Michael Chilcott says a stint in Tasmania has been the making of emerging staying talent Zero Knockin’, impressive winner of the GRV Vic Bred Distance Final (570m) at Horsham on Tuesday.
Chilcott followed a proven formula when he sent Zero Knockin’ to the Apple Isle after just a handful of starts, having adopted the same approach with great success with multiple Group finalist Maddison Dee several years ago.
WATCH: Zero Knockin’ take out the VIC Bred Distance Final at Horsham on Tuesday.
“He never showed a lot of pace but his run-home was always good and he won a race over 599 metres at Hobart, showing that was the sort of trip he would enjoy.
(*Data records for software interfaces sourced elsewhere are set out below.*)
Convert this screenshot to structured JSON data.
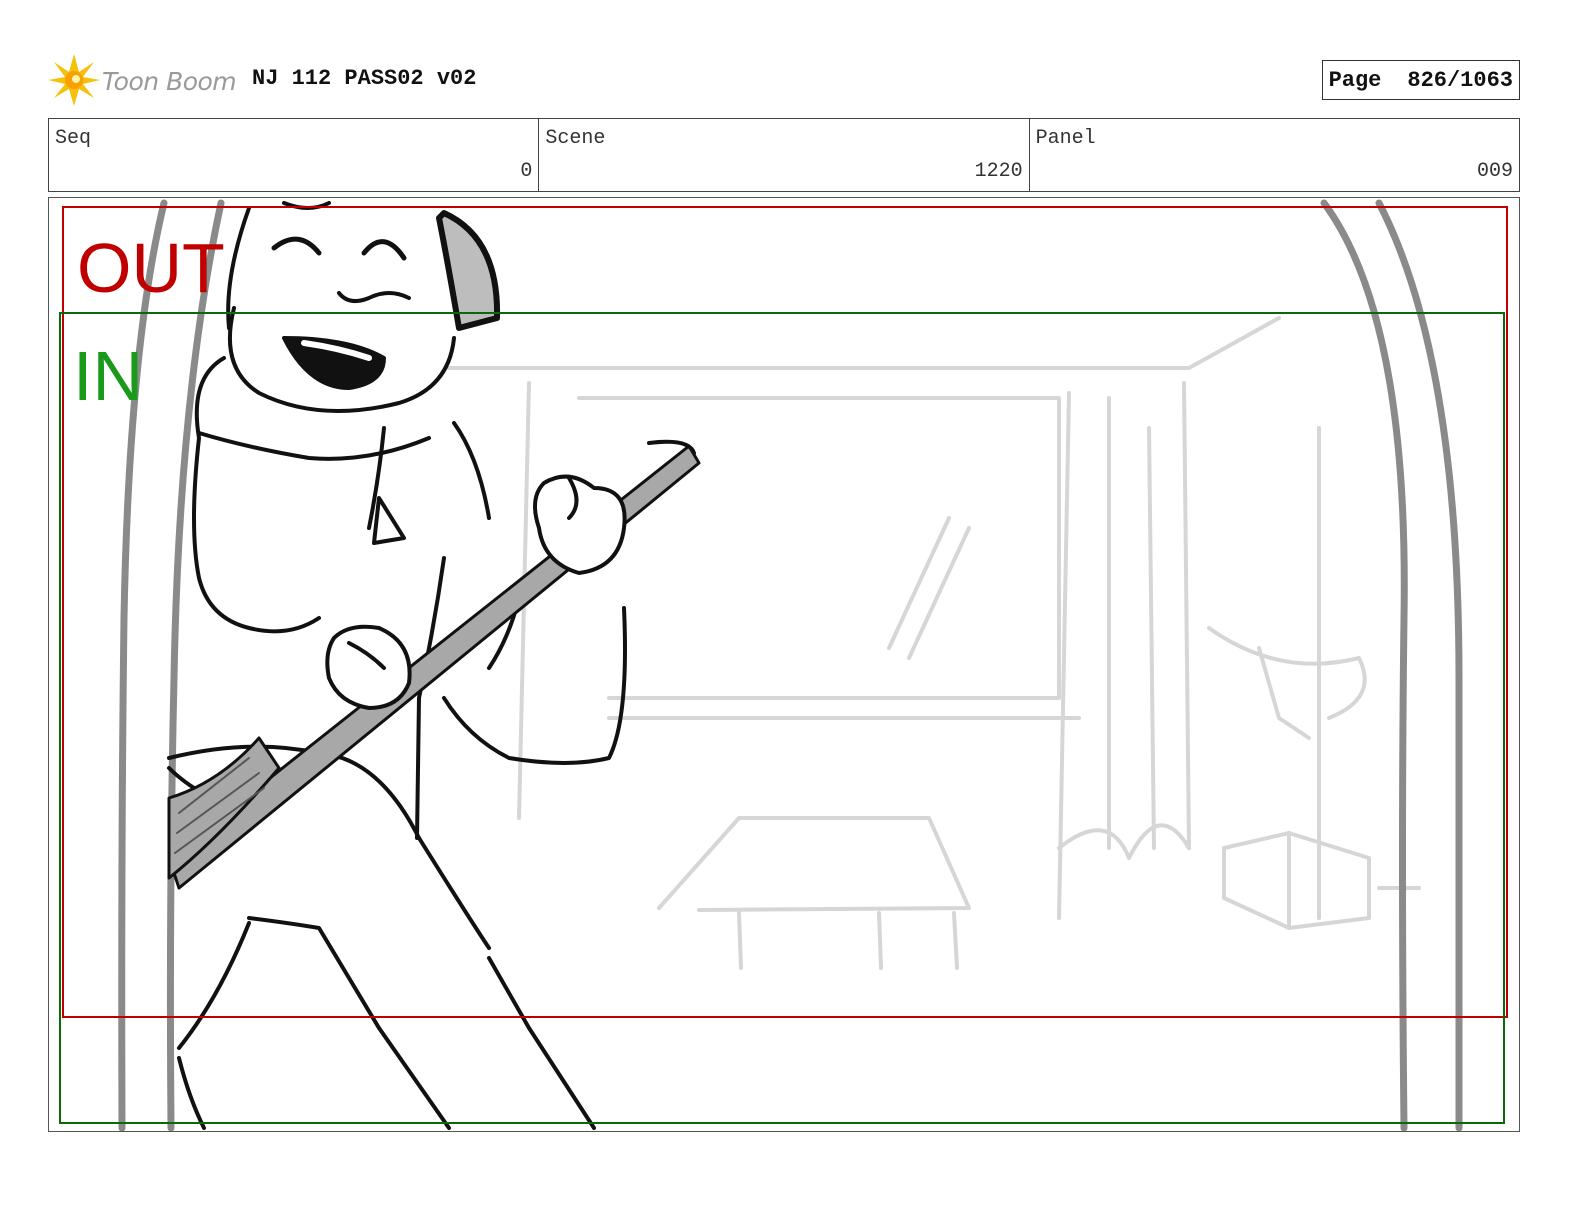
{
  "header": {
    "logo_text": "Toon Boom",
    "title": "NJ 112 PASS02 v02",
    "page_label": "Page",
    "page_number": "826/1063"
  },
  "info": {
    "seq_label": "Seq",
    "seq_value": "0",
    "scene_label": "Scene",
    "scene_value": "1220",
    "panel_label": "Panel",
    "panel_value": "009"
  },
  "frame": {
    "out_label": "OUT",
    "in_label": "IN",
    "out_color": "#c00000",
    "in_color": "#1a9a1a",
    "in_frame_color": "#0a6a0a"
  },
  "drawing": {
    "description_icons": [
      "character-with-headphones",
      "broom",
      "background-room-sketch",
      "curtain-poles"
    ]
  }
}
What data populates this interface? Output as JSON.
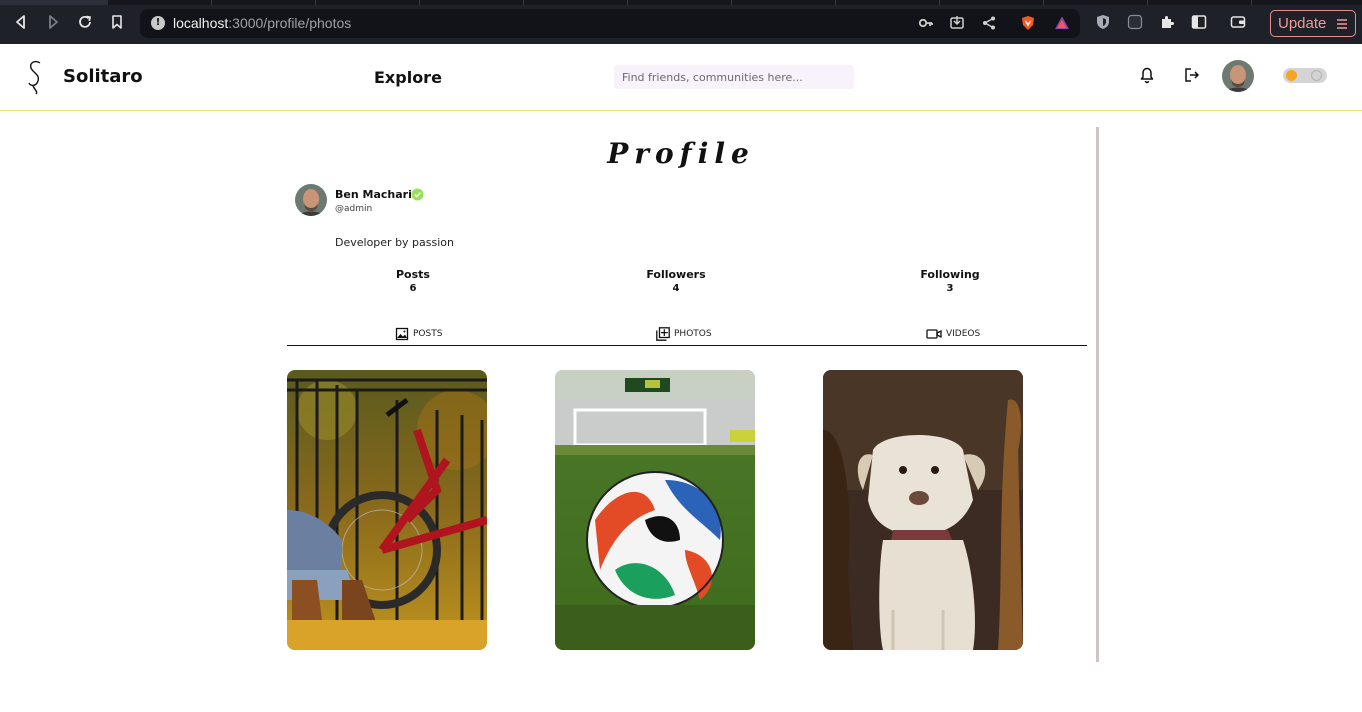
{
  "browser": {
    "url_host": "localhost",
    "url_path": ":3000/profile/photos",
    "update_label": "Update"
  },
  "header": {
    "brand": "Solitaro",
    "explore": "Explore",
    "search_placeholder": "Find friends, communities here..."
  },
  "profile": {
    "title": "Profile",
    "name": "Ben Macharia",
    "handle": "@admin",
    "bio": "Developer by passion",
    "stats": [
      {
        "label": "Posts",
        "value": "6"
      },
      {
        "label": "Followers",
        "value": "4"
      },
      {
        "label": "Following",
        "value": "3"
      }
    ],
    "tabs": [
      {
        "label": "POSTS",
        "icon": "image-icon"
      },
      {
        "label": "PHOTOS",
        "icon": "photos-icon"
      },
      {
        "label": "VIDEOS",
        "icon": "video-icon"
      }
    ],
    "photos": [
      {
        "subject": "bicycle"
      },
      {
        "subject": "football"
      },
      {
        "subject": "dogs"
      }
    ]
  },
  "colors": {
    "header_border": "#f0e170",
    "toggle_knob": "#f5a623",
    "verified": "#9be05a",
    "update_accent": "#f29a96"
  }
}
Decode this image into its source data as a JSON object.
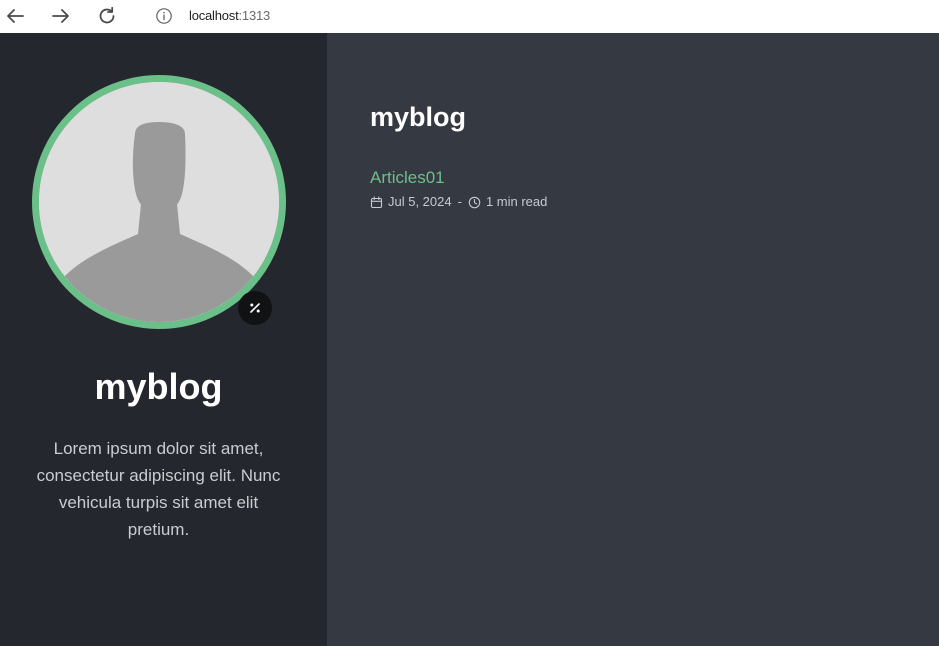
{
  "browser": {
    "url_host": "localhost",
    "url_port": ":1313",
    "icons": [
      "back-arrow-icon",
      "forward-arrow-icon",
      "reload-icon",
      "info-icon"
    ]
  },
  "sidebar": {
    "title": "myblog",
    "description": "Lorem ipsum dolor sit amet, consectetur adipiscing elit. Nunc vehicula turpis sit amet elit pretium.",
    "icons": [
      "default-avatar-icon",
      "theme-toggle-icon"
    ]
  },
  "main": {
    "title": "myblog",
    "articles": [
      {
        "title": "Articles01",
        "date": "Jul 5, 2024",
        "separator": "-",
        "read_time": "1 min read",
        "icons": [
          "calendar-icon",
          "clock-icon"
        ]
      }
    ]
  },
  "colors": {
    "sidebar_bg": "#24272d",
    "main_bg": "#353941",
    "accent": "#6fbe8a",
    "avatar_ring": "#6bbf88",
    "text_primary": "#ffffff",
    "text_secondary": "#c7cad0"
  }
}
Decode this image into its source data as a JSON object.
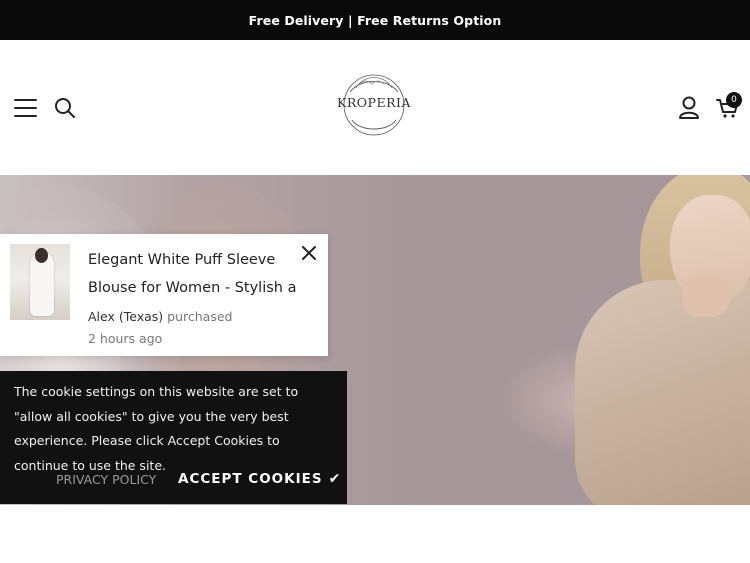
{
  "announcement": {
    "text": "Free Delivery | Free Returns Option"
  },
  "header": {
    "logo_text": "KROPERIA",
    "cart_count": "0",
    "icons": {
      "menu": "hamburger-icon",
      "search": "search-icon",
      "account": "user-icon",
      "cart": "cart-icon"
    }
  },
  "sales_popup": {
    "product_title_line1": "Elegant White Puff Sleeve",
    "product_title_line2": "Blouse for Women - Stylish a...",
    "buyer": "Alex (Texas)",
    "action": "purchased",
    "time_ago": "2 hours ago"
  },
  "cookie_banner": {
    "message": "The cookie settings on this website are set to \"allow all cookies\" to give you the very best experience. Please click Accept Cookies to continue to use the site.",
    "privacy_label": "PRIVACY POLICY",
    "accept_label": "ACCEPT COOKIES",
    "accept_check": "✔"
  },
  "colors": {
    "announcement_bg": "#0a0a0a",
    "hero_bg": "#a8979a",
    "cookie_bg": "#111111"
  }
}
He’s been racing over middle distances since he came back to Victoria and while he still does a few things wrong I think the penny’s dropped in his last couple of runs.
“David Polley in Tasmania was pestering me to send him a couple of dogs but when I sent him Maddison Dee (pictured) he said she can’t break 27 seconds at Hobart. She ended up making six or seven Group finals and since then David and I have built up a good rapport.”
Maddison Dee made her mark as a stayer and while Zero Knockin’, which improved his record to seven from 27 with Tuesday’s Horsham victory, hasn’t yet been tested over ‘700’ Chilcott is hoping he’ll follow a similar path.
“The Vic Bred Distance incentive races are a fantastic idea,” Chilcott said.
“There’s another series coming up at Geelong over 680 and after that we’ll look at stepping him up to 700 or drop him back to 600. We’ll let him tell us. He’s a reserve for a 600m race at The Meadows on Saturday but I’m hoping he doesn’t get a run because it might as well be a Group final!
“I think the dog will run 700 – hopefully – but he might be running second to Jason Thompson’s dog Burn One Down. It looks like it might be the next big thing.”
Chilcott has his hands full after deciding to step up his greyhound racing involvement when he made the move from Gippsland to Heathcote five years ago.
“I worked in the chicken industry for twenty years but the hobby was getting in the way of the job!” Chilcott laughed.
“We’ve got about eighty dogs on the property and we do a bit of everything – whelping, rearing, pre-training and training. It’s full-time now so the dogs have got to earn a quid!”